Required action - Repeat the lines of the data exactly and exclude any picture among them.

[Component data from apps and pages]
********

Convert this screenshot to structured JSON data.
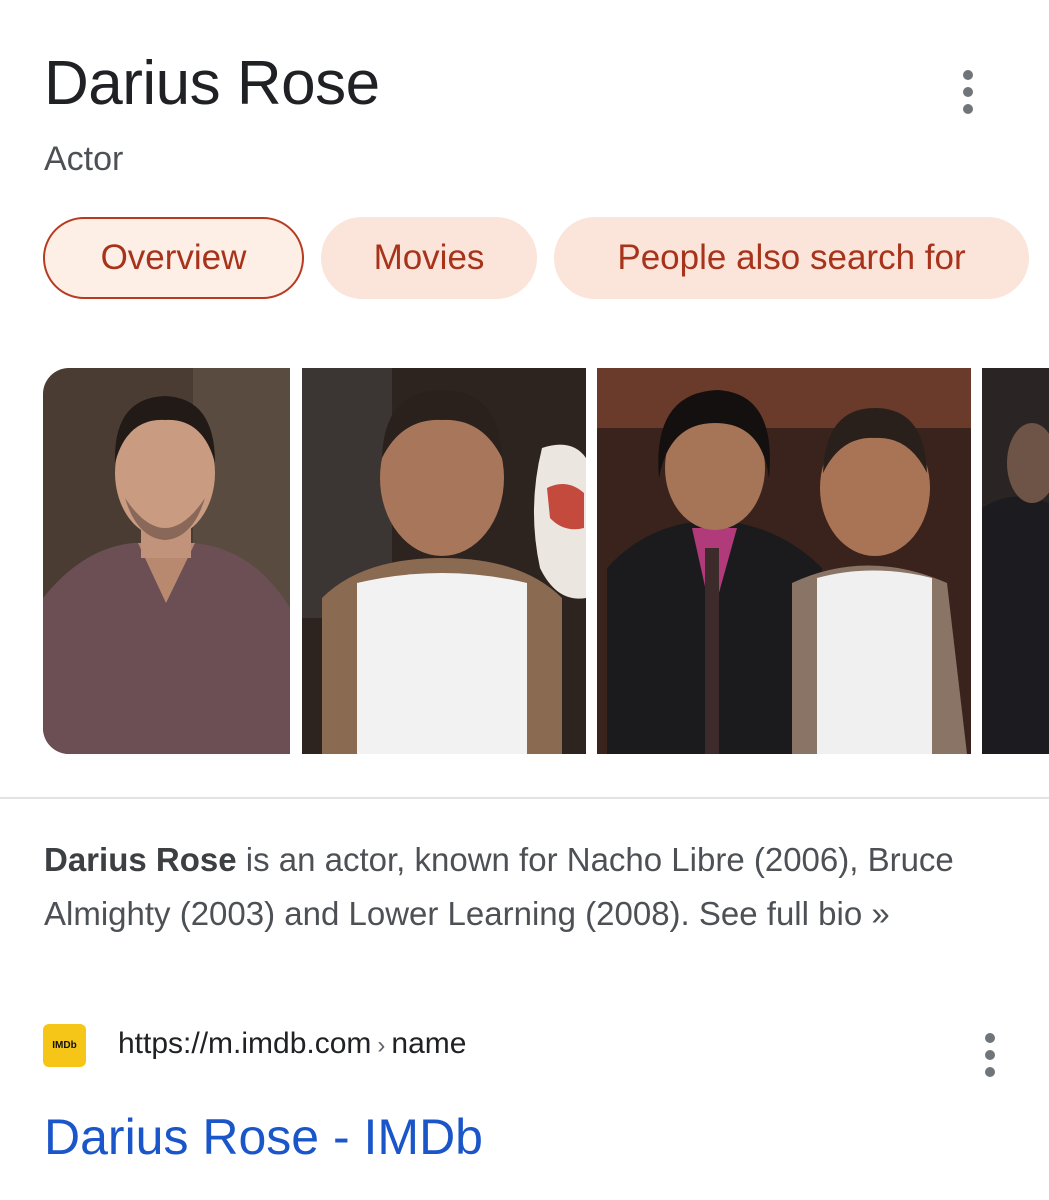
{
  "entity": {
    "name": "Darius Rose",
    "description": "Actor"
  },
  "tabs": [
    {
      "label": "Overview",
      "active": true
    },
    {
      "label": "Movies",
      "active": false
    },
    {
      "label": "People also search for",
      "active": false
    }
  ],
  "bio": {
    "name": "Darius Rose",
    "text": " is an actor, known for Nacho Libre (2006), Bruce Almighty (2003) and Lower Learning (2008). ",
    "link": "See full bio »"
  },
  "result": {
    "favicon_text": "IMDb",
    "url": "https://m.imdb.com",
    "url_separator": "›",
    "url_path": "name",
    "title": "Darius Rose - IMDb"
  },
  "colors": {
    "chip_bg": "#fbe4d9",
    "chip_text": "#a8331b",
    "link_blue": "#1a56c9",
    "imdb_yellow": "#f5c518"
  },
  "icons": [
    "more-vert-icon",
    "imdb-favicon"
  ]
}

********

Answer section -
Convert this screenshot to structured JSON data.
{
  "entity": {
    "name": "Darius Rose",
    "description": "Actor"
  },
  "tabs": [
    {
      "label": "Overview",
      "active": true
    },
    {
      "label": "Movies",
      "active": false
    },
    {
      "label": "People also search for",
      "active": false
    }
  ],
  "bio": {
    "name": "Darius Rose",
    "text": " is an actor, known for Nacho Libre (2006), Bruce Almighty (2003) and Lower Learning (2008). ",
    "link": "See full bio »"
  },
  "result": {
    "favicon_text": "IMDb",
    "url": "https://m.imdb.com",
    "url_separator": "›",
    "url_path": "name",
    "title": "Darius Rose - IMDb"
  },
  "colors": {
    "chip_bg": "#fbe4d9",
    "chip_text": "#a8331b",
    "link_blue": "#1a56c9",
    "imdb_yellow": "#f5c518"
  },
  "icons": [
    "more-vert-icon",
    "imdb-favicon"
  ]
}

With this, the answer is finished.